Start of Block
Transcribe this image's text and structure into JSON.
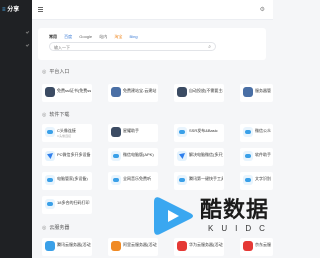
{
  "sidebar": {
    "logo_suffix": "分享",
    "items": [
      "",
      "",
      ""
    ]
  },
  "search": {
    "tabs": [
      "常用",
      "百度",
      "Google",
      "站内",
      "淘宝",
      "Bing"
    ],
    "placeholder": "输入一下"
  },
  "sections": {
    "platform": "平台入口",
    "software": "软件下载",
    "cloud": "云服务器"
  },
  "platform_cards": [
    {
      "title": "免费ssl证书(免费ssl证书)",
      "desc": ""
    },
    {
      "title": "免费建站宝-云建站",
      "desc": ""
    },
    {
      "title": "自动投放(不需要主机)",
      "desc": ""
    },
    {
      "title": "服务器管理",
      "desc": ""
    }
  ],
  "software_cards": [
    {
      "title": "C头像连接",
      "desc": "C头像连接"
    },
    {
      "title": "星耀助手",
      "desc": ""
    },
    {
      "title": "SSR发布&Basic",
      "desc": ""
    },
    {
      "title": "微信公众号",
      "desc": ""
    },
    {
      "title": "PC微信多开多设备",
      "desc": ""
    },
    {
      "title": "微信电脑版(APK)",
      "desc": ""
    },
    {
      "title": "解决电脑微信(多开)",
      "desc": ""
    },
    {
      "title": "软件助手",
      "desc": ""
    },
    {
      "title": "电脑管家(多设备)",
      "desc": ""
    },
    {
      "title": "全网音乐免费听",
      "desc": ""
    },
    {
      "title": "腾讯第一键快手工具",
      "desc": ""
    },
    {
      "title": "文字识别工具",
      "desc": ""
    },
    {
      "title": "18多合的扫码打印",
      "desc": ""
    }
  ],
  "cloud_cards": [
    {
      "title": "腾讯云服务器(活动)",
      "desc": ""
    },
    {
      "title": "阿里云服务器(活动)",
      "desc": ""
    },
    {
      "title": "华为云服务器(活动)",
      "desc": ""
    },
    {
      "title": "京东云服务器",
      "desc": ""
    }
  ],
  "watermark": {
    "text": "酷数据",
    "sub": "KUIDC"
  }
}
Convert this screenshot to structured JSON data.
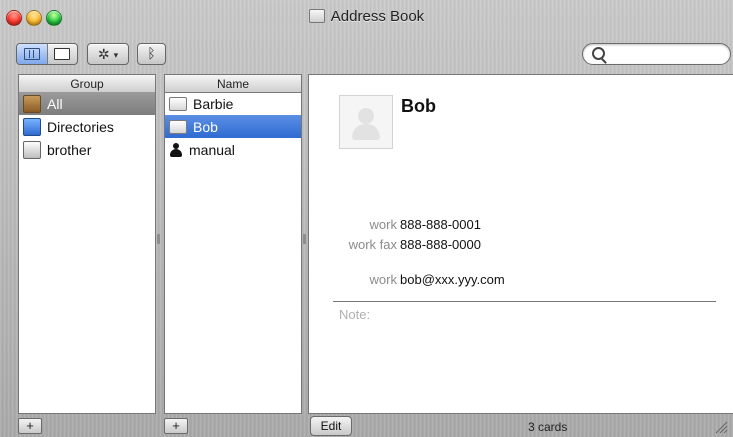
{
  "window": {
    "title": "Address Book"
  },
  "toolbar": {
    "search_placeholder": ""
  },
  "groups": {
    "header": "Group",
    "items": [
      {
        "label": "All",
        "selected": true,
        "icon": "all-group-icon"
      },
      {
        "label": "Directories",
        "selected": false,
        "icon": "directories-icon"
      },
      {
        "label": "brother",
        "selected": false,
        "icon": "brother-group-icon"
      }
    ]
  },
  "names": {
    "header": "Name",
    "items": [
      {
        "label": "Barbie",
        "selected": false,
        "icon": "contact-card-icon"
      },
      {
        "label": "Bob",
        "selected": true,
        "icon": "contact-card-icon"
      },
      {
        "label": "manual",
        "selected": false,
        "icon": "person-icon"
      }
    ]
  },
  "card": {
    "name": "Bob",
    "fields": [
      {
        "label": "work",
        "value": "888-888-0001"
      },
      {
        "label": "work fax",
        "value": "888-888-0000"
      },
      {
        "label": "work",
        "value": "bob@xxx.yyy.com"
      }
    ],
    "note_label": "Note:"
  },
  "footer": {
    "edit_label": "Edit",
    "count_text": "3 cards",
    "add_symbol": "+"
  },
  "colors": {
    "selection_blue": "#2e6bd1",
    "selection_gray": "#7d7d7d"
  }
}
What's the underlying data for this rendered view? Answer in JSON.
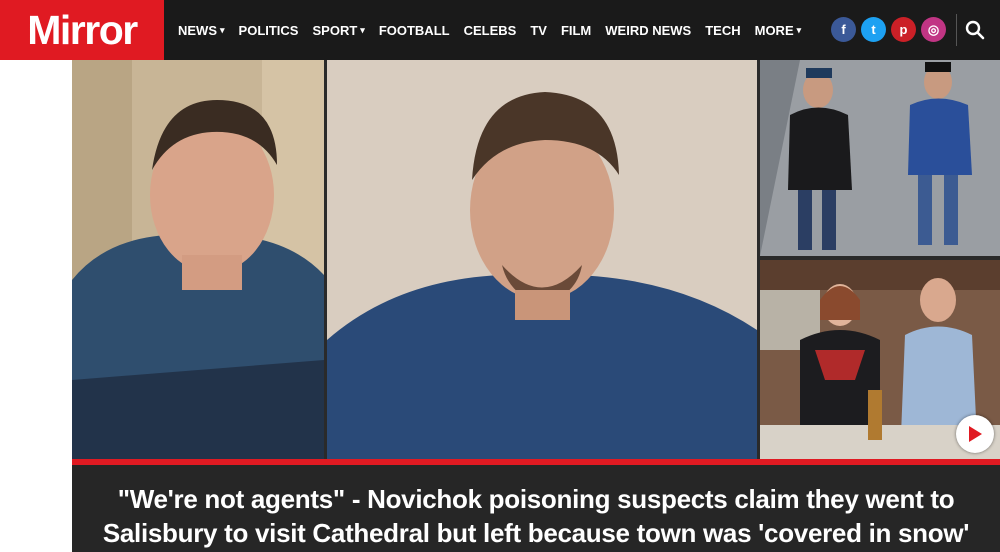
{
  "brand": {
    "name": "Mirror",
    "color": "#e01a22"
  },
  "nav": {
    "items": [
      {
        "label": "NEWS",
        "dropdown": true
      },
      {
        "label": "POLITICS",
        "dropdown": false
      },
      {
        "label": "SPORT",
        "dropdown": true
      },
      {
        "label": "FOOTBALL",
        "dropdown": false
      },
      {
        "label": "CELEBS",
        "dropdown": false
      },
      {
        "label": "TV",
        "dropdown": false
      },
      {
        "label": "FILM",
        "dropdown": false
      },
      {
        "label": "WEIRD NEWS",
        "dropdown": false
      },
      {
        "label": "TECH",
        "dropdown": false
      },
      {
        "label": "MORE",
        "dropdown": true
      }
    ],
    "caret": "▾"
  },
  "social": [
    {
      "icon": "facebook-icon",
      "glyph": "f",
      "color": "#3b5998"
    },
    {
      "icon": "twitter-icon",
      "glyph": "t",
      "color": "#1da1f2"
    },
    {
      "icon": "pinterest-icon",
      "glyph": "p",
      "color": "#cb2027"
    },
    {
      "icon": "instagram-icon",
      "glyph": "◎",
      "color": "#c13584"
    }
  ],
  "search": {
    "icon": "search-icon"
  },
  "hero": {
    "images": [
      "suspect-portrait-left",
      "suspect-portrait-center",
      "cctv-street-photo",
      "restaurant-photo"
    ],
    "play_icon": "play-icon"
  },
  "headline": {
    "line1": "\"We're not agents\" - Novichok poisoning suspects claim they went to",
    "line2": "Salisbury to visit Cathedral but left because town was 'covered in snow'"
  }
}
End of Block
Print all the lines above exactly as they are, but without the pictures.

§ **EXERCISE RESULT**
Transcribe this image's text and structure into JSON.
{
  "sidebar": {
    "logo_suffix": "分享",
    "items": [
      "",
      "",
      ""
    ]
  },
  "search": {
    "tabs": [
      "常用",
      "百度",
      "Google",
      "站内",
      "淘宝",
      "Bing"
    ],
    "placeholder": "输入一下"
  },
  "sections": {
    "platform": "平台入口",
    "software": "软件下载",
    "cloud": "云服务器"
  },
  "platform_cards": [
    {
      "title": "免费ssl证书(免费ssl证书)",
      "desc": ""
    },
    {
      "title": "免费建站宝-云建站",
      "desc": ""
    },
    {
      "title": "自动投放(不需要主机)",
      "desc": ""
    },
    {
      "title": "服务器管理",
      "desc": ""
    }
  ],
  "software_cards": [
    {
      "title": "C头像连接",
      "desc": "C头像连接"
    },
    {
      "title": "星耀助手",
      "desc": ""
    },
    {
      "title": "SSR发布&Basic",
      "desc": ""
    },
    {
      "title": "微信公众号",
      "desc": ""
    },
    {
      "title": "PC微信多开多设备",
      "desc": ""
    },
    {
      "title": "微信电脑版(APK)",
      "desc": ""
    },
    {
      "title": "解决电脑微信(多开)",
      "desc": ""
    },
    {
      "title": "软件助手",
      "desc": ""
    },
    {
      "title": "电脑管家(多设备)",
      "desc": ""
    },
    {
      "title": "全网音乐免费听",
      "desc": ""
    },
    {
      "title": "腾讯第一键快手工具",
      "desc": ""
    },
    {
      "title": "文字识别工具",
      "desc": ""
    },
    {
      "title": "18多合的扫码打印",
      "desc": ""
    }
  ],
  "cloud_cards": [
    {
      "title": "腾讯云服务器(活动)",
      "desc": ""
    },
    {
      "title": "阿里云服务器(活动)",
      "desc": ""
    },
    {
      "title": "华为云服务器(活动)",
      "desc": ""
    },
    {
      "title": "京东云服务器",
      "desc": ""
    }
  ],
  "watermark": {
    "text": "酷数据",
    "sub": "KUIDC"
  }
}
Convert this screenshot to structured JSON data.
{
  "window": {
    "title": "Address Book"
  },
  "toolbar": {
    "search_placeholder": ""
  },
  "groups": {
    "header": "Group",
    "items": [
      {
        "label": "All",
        "selected": true,
        "icon": "all-group-icon"
      },
      {
        "label": "Directories",
        "selected": false,
        "icon": "directories-icon"
      },
      {
        "label": "brother",
        "selected": false,
        "icon": "brother-group-icon"
      }
    ]
  },
  "names": {
    "header": "Name",
    "items": [
      {
        "label": "Barbie",
        "selected": false,
        "icon": "contact-card-icon"
      },
      {
        "label": "Bob",
        "selected": true,
        "icon": "contact-card-icon"
      },
      {
        "label": "manual",
        "selected": false,
        "icon": "person-icon"
      }
    ]
  },
  "card": {
    "name": "Bob",
    "fields": [
      {
        "label": "work",
        "value": "888-888-0001"
      },
      {
        "label": "work fax",
        "value": "888-888-0000"
      },
      {
        "label": "work",
        "value": "bob@xxx.yyy.com"
      }
    ],
    "note_label": "Note:"
  },
  "footer": {
    "edit_label": "Edit",
    "count_text": "3 cards",
    "add_symbol": "+"
  },
  "colors": {
    "selection_blue": "#2e6bd1",
    "selection_gray": "#7d7d7d"
  }
}
What's the underlying data for this rendered view? Answer in JSON.
{
  "brand": {
    "name": "Mirror",
    "color": "#e01a22"
  },
  "nav": {
    "items": [
      {
        "label": "NEWS",
        "dropdown": true
      },
      {
        "label": "POLITICS",
        "dropdown": false
      },
      {
        "label": "SPORT",
        "dropdown": true
      },
      {
        "label": "FOOTBALL",
        "dropdown": false
      },
      {
        "label": "CELEBS",
        "dropdown": false
      },
      {
        "label": "TV",
        "dropdown": false
      },
      {
        "label": "FILM",
        "dropdown": false
      },
      {
        "label": "WEIRD NEWS",
        "dropdown": false
      },
      {
        "label": "TECH",
        "dropdown": false
      },
      {
        "label": "MORE",
        "dropdown": true
      }
    ],
    "caret": "▾"
  },
  "social": [
    {
      "icon": "facebook-icon",
      "glyph": "f",
      "color": "#3b5998"
    },
    {
      "icon": "twitter-icon",
      "glyph": "t",
      "color": "#1da1f2"
    },
    {
      "icon": "pinterest-icon",
      "glyph": "p",
      "color": "#cb2027"
    },
    {
      "icon": "instagram-icon",
      "glyph": "◎",
      "color": "#c13584"
    }
  ],
  "search": {
    "icon": "search-icon"
  },
  "hero": {
    "images": [
      "suspect-portrait-left",
      "suspect-portrait-center",
      "cctv-street-photo",
      "restaurant-photo"
    ],
    "play_icon": "play-icon"
  },
  "headline": {
    "line1": "\"We're not agents\" - Novichok poisoning suspects claim they went to",
    "line2": "Salisbury to visit Cathedral but left because town was 'covered in snow'"
  }
}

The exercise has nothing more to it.